RNA extraction and RT-qPCR in human cells
Cells were lysed using the lysis buffer provided with the PureLink RNA Micro Kit (Invitrogen, 12183-016) and stored at −80°C. To harvest RNA, samples were thawed at 4°C and RNA was extracted using the PureLink RNA Micro Kit following the manufacturer's instructions. RNAse free water (14 μl) was used to resuspend the isolated RNA. cDNA was produced using the SuperScript III First-Strand Synthesis System kit (Invitrogen). qPCR was carried out using a LightCycler 480 II with SYBR Select Master Mix (Invitrogen). For all experiments, TBP (Veazey and Golding, 2011) was used as a housekeeping gene to determine relative gene expression levels.
Quantification and statistical analysis
Graphs and statistical analyses were generated using GraphPad Prism 8. Statistical analyses include n values (biological replicates), statistical tests and significance based on either P-value/P-adjusted value/q-value, which are detailed in the figure legends. For mouse analyses, each n value represents a different animal. Analyses were performed with littermate controls, when available. Gender was not assessed for any embryonic studies but all adult mouse glucose tolerance tests were completed on male mice. The E16.5 RNA-seq experiments were analyzed by the DESeq2 platform that reports both P-value and P-adjusted, with the latter being used as a significance cutoff at Padj≤0.05 as defined by the Benjamini-Hochberg procedure, which corrects for multiple hypothesis testing.
We thank members of the Sussel lab for helpful feedback on this project, specifically Dr Michelle Guney and Alexandra Theis for critical readings of the manuscript; and Helen Moses and Amira Sheikh for technical assistance. We also thank Dr Julie Siegenthaler (University of Colorado Denver) for generously providing us with the RARdnflox mice. We are grateful for the technical assistance provided for many specialized techniques and analyses presented here: RNA-seq was conducted at the University of Colorado Denver Microarray and Genomics Core at the Cancer Center by Katrina Diener; RNA-sequencing analysis was completed with substantial help from Dr Ruth Singer and the University of Colorado Denver RNA Biosciences Initiative; and RNAscope experiments were performed with the assistance of Dr Laura Hudish.

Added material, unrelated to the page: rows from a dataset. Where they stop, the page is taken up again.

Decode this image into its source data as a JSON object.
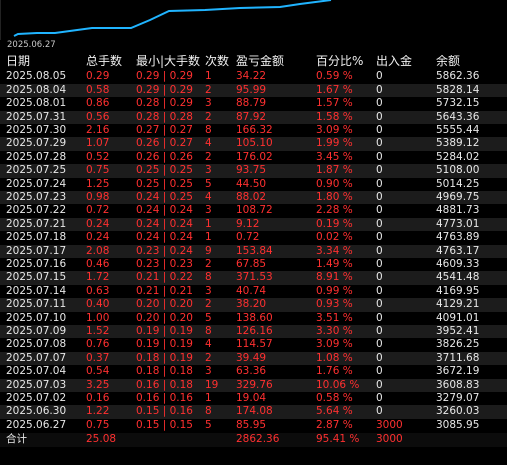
{
  "chart": {
    "date_label": "2025.06.27",
    "line_color": "#20b4ff"
  },
  "table": {
    "headers": {
      "date": "日期",
      "total_lots": "总手数",
      "min_max_lots": "最小|大手数",
      "count": "次数",
      "profit": "盈亏金额",
      "percent": "百分比%",
      "in_out": "出入金",
      "balance": "余额"
    },
    "rows": [
      {
        "date": "2025.08.05",
        "lots": "0.29",
        "minmax": "0.29 | 0.29",
        "count": "1",
        "profit": "34.22",
        "pct": "0.59 %",
        "flow": "0",
        "balance": "5862.36"
      },
      {
        "date": "2025.08.04",
        "lots": "0.58",
        "minmax": "0.29 | 0.29",
        "count": "2",
        "profit": "95.99",
        "pct": "1.67 %",
        "flow": "0",
        "balance": "5828.14"
      },
      {
        "date": "2025.08.01",
        "lots": "0.86",
        "minmax": "0.28 | 0.29",
        "count": "3",
        "profit": "88.79",
        "pct": "1.57 %",
        "flow": "0",
        "balance": "5732.15"
      },
      {
        "date": "2025.07.31",
        "lots": "0.56",
        "minmax": "0.28 | 0.28",
        "count": "2",
        "profit": "87.92",
        "pct": "1.58 %",
        "flow": "0",
        "balance": "5643.36"
      },
      {
        "date": "2025.07.30",
        "lots": "2.16",
        "minmax": "0.27 | 0.27",
        "count": "8",
        "profit": "166.32",
        "pct": "3.09 %",
        "flow": "0",
        "balance": "5555.44"
      },
      {
        "date": "2025.07.29",
        "lots": "1.07",
        "minmax": "0.26 | 0.27",
        "count": "4",
        "profit": "105.10",
        "pct": "1.99 %",
        "flow": "0",
        "balance": "5389.12"
      },
      {
        "date": "2025.07.28",
        "lots": "0.52",
        "minmax": "0.26 | 0.26",
        "count": "2",
        "profit": "176.02",
        "pct": "3.45 %",
        "flow": "0",
        "balance": "5284.02"
      },
      {
        "date": "2025.07.25",
        "lots": "0.75",
        "minmax": "0.25 | 0.25",
        "count": "3",
        "profit": "93.75",
        "pct": "1.87 %",
        "flow": "0",
        "balance": "5108.00"
      },
      {
        "date": "2025.07.24",
        "lots": "1.25",
        "minmax": "0.25 | 0.25",
        "count": "5",
        "profit": "44.50",
        "pct": "0.90 %",
        "flow": "0",
        "balance": "5014.25"
      },
      {
        "date": "2025.07.23",
        "lots": "0.98",
        "minmax": "0.24 | 0.25",
        "count": "4",
        "profit": "88.02",
        "pct": "1.80 %",
        "flow": "0",
        "balance": "4969.75"
      },
      {
        "date": "2025.07.22",
        "lots": "0.72",
        "minmax": "0.24 | 0.24",
        "count": "3",
        "profit": "108.72",
        "pct": "2.28 %",
        "flow": "0",
        "balance": "4881.73"
      },
      {
        "date": "2025.07.21",
        "lots": "0.24",
        "minmax": "0.24 | 0.24",
        "count": "1",
        "profit": "9.12",
        "pct": "0.19 %",
        "flow": "0",
        "balance": "4773.01"
      },
      {
        "date": "2025.07.18",
        "lots": "0.24",
        "minmax": "0.24 | 0.24",
        "count": "1",
        "profit": "0.72",
        "pct": "0.02 %",
        "flow": "0",
        "balance": "4763.89"
      },
      {
        "date": "2025.07.17",
        "lots": "2.08",
        "minmax": "0.23 | 0.24",
        "count": "9",
        "profit": "153.84",
        "pct": "3.34 %",
        "flow": "0",
        "balance": "4763.17"
      },
      {
        "date": "2025.07.16",
        "lots": "0.46",
        "minmax": "0.23 | 0.23",
        "count": "2",
        "profit": "67.85",
        "pct": "1.49 %",
        "flow": "0",
        "balance": "4609.33"
      },
      {
        "date": "2025.07.15",
        "lots": "1.72",
        "minmax": "0.21 | 0.22",
        "count": "8",
        "profit": "371.53",
        "pct": "8.91 %",
        "flow": "0",
        "balance": "4541.48"
      },
      {
        "date": "2025.07.14",
        "lots": "0.63",
        "minmax": "0.21 | 0.21",
        "count": "3",
        "profit": "40.74",
        "pct": "0.99 %",
        "flow": "0",
        "balance": "4169.95"
      },
      {
        "date": "2025.07.11",
        "lots": "0.40",
        "minmax": "0.20 | 0.20",
        "count": "2",
        "profit": "38.20",
        "pct": "0.93 %",
        "flow": "0",
        "balance": "4129.21"
      },
      {
        "date": "2025.07.10",
        "lots": "1.00",
        "minmax": "0.20 | 0.20",
        "count": "5",
        "profit": "138.60",
        "pct": "3.51 %",
        "flow": "0",
        "balance": "4091.01"
      },
      {
        "date": "2025.07.09",
        "lots": "1.52",
        "minmax": "0.19 | 0.19",
        "count": "8",
        "profit": "126.16",
        "pct": "3.30 %",
        "flow": "0",
        "balance": "3952.41"
      },
      {
        "date": "2025.07.08",
        "lots": "0.76",
        "minmax": "0.19 | 0.19",
        "count": "4",
        "profit": "114.57",
        "pct": "3.09 %",
        "flow": "0",
        "balance": "3826.25"
      },
      {
        "date": "2025.07.07",
        "lots": "0.37",
        "minmax": "0.18 | 0.19",
        "count": "2",
        "profit": "39.49",
        "pct": "1.08 %",
        "flow": "0",
        "balance": "3711.68"
      },
      {
        "date": "2025.07.04",
        "lots": "0.54",
        "minmax": "0.18 | 0.18",
        "count": "3",
        "profit": "63.36",
        "pct": "1.76 %",
        "flow": "0",
        "balance": "3672.19"
      },
      {
        "date": "2025.07.03",
        "lots": "3.25",
        "minmax": "0.16 | 0.18",
        "count": "19",
        "profit": "329.76",
        "pct": "10.06 %",
        "flow": "0",
        "balance": "3608.83"
      },
      {
        "date": "2025.07.02",
        "lots": "0.16",
        "minmax": "0.16 | 0.16",
        "count": "1",
        "profit": "19.04",
        "pct": "0.58 %",
        "flow": "0",
        "balance": "3279.07"
      },
      {
        "date": "2025.06.30",
        "lots": "1.22",
        "minmax": "0.15 | 0.16",
        "count": "8",
        "profit": "174.08",
        "pct": "5.64 %",
        "flow": "0",
        "balance": "3260.03"
      },
      {
        "date": "2025.06.27",
        "lots": "0.75",
        "minmax": "0.15 | 0.15",
        "count": "5",
        "profit": "85.95",
        "pct": "2.87 %",
        "flow": "3000",
        "balance": "3085.95"
      }
    ],
    "total": {
      "label": "合计",
      "lots": "25.08",
      "profit": "2862.36",
      "pct": "95.41 %",
      "flow": "3000"
    }
  }
}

Conceptualization: D.S.L., C.R., S.X., L.S.; Methodology: D.S.L., S.K., C.R., S.X., P.G., L.S.; Software: O.S., D.G.; Formal analysis: D.S.L., S.K., D.S., E.P.B., E.A.; Investigation: D.S.L., S.K., C.R., D.S., E.P.B., E.A., S.X.; Resources: O.S., C.M., P.G., L.S.; Data curation: D.S.L., O.S., D.G.; Writing - original draft: D.S.L., L.S.; Writing - review & editing: D.S.L., S.K., C.R., P.G., L.S.; Visualization: D.S.L., S.K., P.G., L.S.; Supervision: D.G., C.M., P.G., L.S.; Funding acquisition: D.S.L., P.G., L.S.
This work was supported by the American Diabetes Association (1-18-PDF-107 to D.S.L.) and the National Institute of Diabetes and Digestive and Kidney Diseases at the National Institutes of Health (R01 DK118155 to P.G. and L.S.; R01 DK082590 to L.S.). Deposited in PMC for release after 12 months.

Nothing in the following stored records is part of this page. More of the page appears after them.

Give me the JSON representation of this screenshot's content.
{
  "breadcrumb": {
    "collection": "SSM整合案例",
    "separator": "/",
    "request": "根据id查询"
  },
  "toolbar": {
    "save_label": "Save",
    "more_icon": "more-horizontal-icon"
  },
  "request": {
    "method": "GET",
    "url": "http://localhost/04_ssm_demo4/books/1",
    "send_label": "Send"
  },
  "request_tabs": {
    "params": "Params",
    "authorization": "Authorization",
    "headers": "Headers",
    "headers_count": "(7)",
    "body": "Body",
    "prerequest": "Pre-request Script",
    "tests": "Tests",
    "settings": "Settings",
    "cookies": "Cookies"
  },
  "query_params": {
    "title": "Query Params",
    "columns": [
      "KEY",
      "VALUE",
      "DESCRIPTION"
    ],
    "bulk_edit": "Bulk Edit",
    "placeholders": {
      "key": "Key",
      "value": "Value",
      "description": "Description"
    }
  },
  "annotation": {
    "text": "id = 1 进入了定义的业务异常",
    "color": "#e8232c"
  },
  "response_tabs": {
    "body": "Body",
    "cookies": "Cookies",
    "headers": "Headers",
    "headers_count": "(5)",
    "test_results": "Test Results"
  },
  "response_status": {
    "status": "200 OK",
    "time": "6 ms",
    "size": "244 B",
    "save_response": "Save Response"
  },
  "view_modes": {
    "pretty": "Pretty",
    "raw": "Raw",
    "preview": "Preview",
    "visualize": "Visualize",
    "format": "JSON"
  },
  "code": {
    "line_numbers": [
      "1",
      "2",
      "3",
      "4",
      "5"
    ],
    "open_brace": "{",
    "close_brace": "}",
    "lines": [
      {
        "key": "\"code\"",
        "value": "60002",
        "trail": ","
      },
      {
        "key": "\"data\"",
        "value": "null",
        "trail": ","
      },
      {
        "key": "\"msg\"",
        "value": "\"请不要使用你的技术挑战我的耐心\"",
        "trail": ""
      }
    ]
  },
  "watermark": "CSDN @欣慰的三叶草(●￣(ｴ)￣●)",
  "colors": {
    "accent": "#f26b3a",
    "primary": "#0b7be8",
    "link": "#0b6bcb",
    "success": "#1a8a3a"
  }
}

Sequencing data have been deposited in GEO under accession number GSE144953. The MatLab program used for analyses of hormone expression at P2 is available upon request.
Peer review history

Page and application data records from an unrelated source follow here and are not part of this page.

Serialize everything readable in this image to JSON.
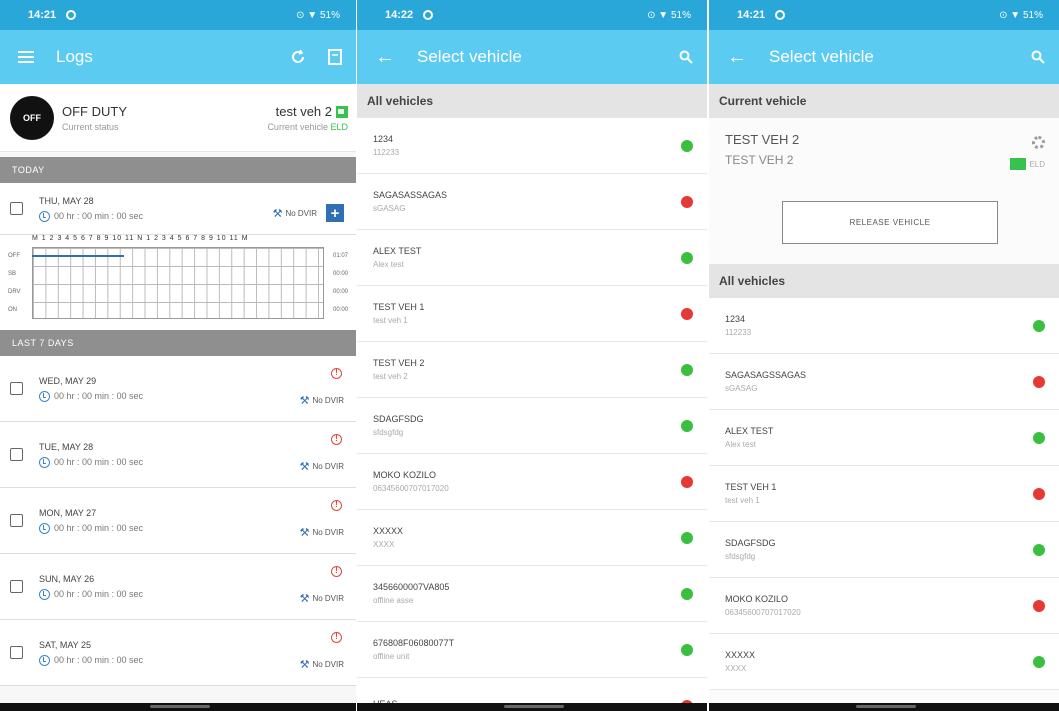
{
  "logs_screen": {
    "status_time": "14:21",
    "status_right": "⊙ ▼ 51%",
    "title": "Logs",
    "duty_badge": "OFF",
    "duty_status": "OFF DUTY",
    "duty_caption": "Current status",
    "vehicle": "test veh 2",
    "vehicle_caption": "Current vehicle",
    "vehicle_code": "ELD",
    "today_header": "TODAY",
    "today": {
      "date": "THU, MAY 28",
      "hours": "00 hr : 00 min : 00 sec",
      "dvir": "No DVIR",
      "add": "+"
    },
    "graph": {
      "hour_labels": "M 1 2 3 4 5 6 7 8 9 10 11 N 1 2 3 4 5 6 7 8 9 10 11 M",
      "row_labels": [
        "OFF",
        "SB",
        "DRV",
        "ON"
      ],
      "row_totals": [
        "01:07",
        "00:00",
        "00:00",
        "00:00"
      ]
    },
    "week_header": "LAST 7 DAYS",
    "days": [
      {
        "date": "WED, MAY 29",
        "hours": "00 hr : 00 min : 00 sec",
        "dvir": "No DVIR"
      },
      {
        "date": "TUE, MAY 28",
        "hours": "00 hr : 00 min : 00 sec",
        "dvir": "No DVIR"
      },
      {
        "date": "MON, MAY 27",
        "hours": "00 hr : 00 min : 00 sec",
        "dvir": "No DVIR"
      },
      {
        "date": "SUN, MAY 26",
        "hours": "00 hr : 00 min : 00 sec",
        "dvir": "No DVIR"
      },
      {
        "date": "SAT, MAY 25",
        "hours": "00 hr : 00 min : 00 sec",
        "dvir": "No DVIR"
      }
    ]
  },
  "select_screen": {
    "status_time": "14:22",
    "status_right": "⊙ ▼ 51%",
    "title": "Select vehicle",
    "list_header": "All vehicles",
    "vehicles": [
      {
        "name": "1234",
        "sub": "112233",
        "status": "green"
      },
      {
        "name": "SAGASASSAGAS",
        "sub": "sGASAG",
        "status": "red"
      },
      {
        "name": "ALEX TEST",
        "sub": "Alex test",
        "status": "green"
      },
      {
        "name": "TEST VEH 1",
        "sub": "test veh 1",
        "status": "red"
      },
      {
        "name": "TEST VEH 2",
        "sub": "test veh 2",
        "status": "green"
      },
      {
        "name": "SDAGFSDG",
        "sub": "sfdsgfdg",
        "status": "green"
      },
      {
        "name": "MOKO KOZILO",
        "sub": "06345600707017020",
        "status": "red"
      },
      {
        "name": "XXXXX",
        "sub": "XXXX",
        "status": "green"
      },
      {
        "name": "3456600007VA805",
        "sub": "offline asse",
        "status": "green"
      },
      {
        "name": "676808F06080077T",
        "sub": "offline unit",
        "status": "green"
      },
      {
        "name": "HEAS",
        "sub": "",
        "status": "red"
      }
    ]
  },
  "current_screen": {
    "status_time": "14:21",
    "status_right": "⊙ ▼ 51%",
    "title": "Select vehicle",
    "current_header": "Current vehicle",
    "current_name": "TEST VEH 2",
    "current_sub": "TEST VEH 2",
    "current_code": "ELD",
    "release_label": "RELEASE VEHICLE",
    "list_header": "All vehicles",
    "vehicles": [
      {
        "name": "1234",
        "sub": "112233",
        "status": "green"
      },
      {
        "name": "SAGASAGSSAGAS",
        "sub": "sGASAG",
        "status": "red"
      },
      {
        "name": "ALEX TEST",
        "sub": "Alex test",
        "status": "green"
      },
      {
        "name": "TEST VEH 1",
        "sub": "test veh 1",
        "status": "red"
      },
      {
        "name": "SDAGFSDG",
        "sub": "sfdsgfdg",
        "status": "green"
      },
      {
        "name": "MOKO KOZILO",
        "sub": "06345600707017020",
        "status": "red"
      },
      {
        "name": "XXXXX",
        "sub": "XXXX",
        "status": "green"
      }
    ]
  },
  "colors": {
    "statusbar": "#2aa7d9",
    "appbar": "#5ccbf1",
    "green": "#3bbf3f",
    "red": "#e53935",
    "accent": "#2f6fb3"
  }
}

The peer review history is available online at https://dev.biologists.org/lookup/doi/10.1242/dev.189977.reviewer-comments.pdf.
The authors declare no competing or financial interests.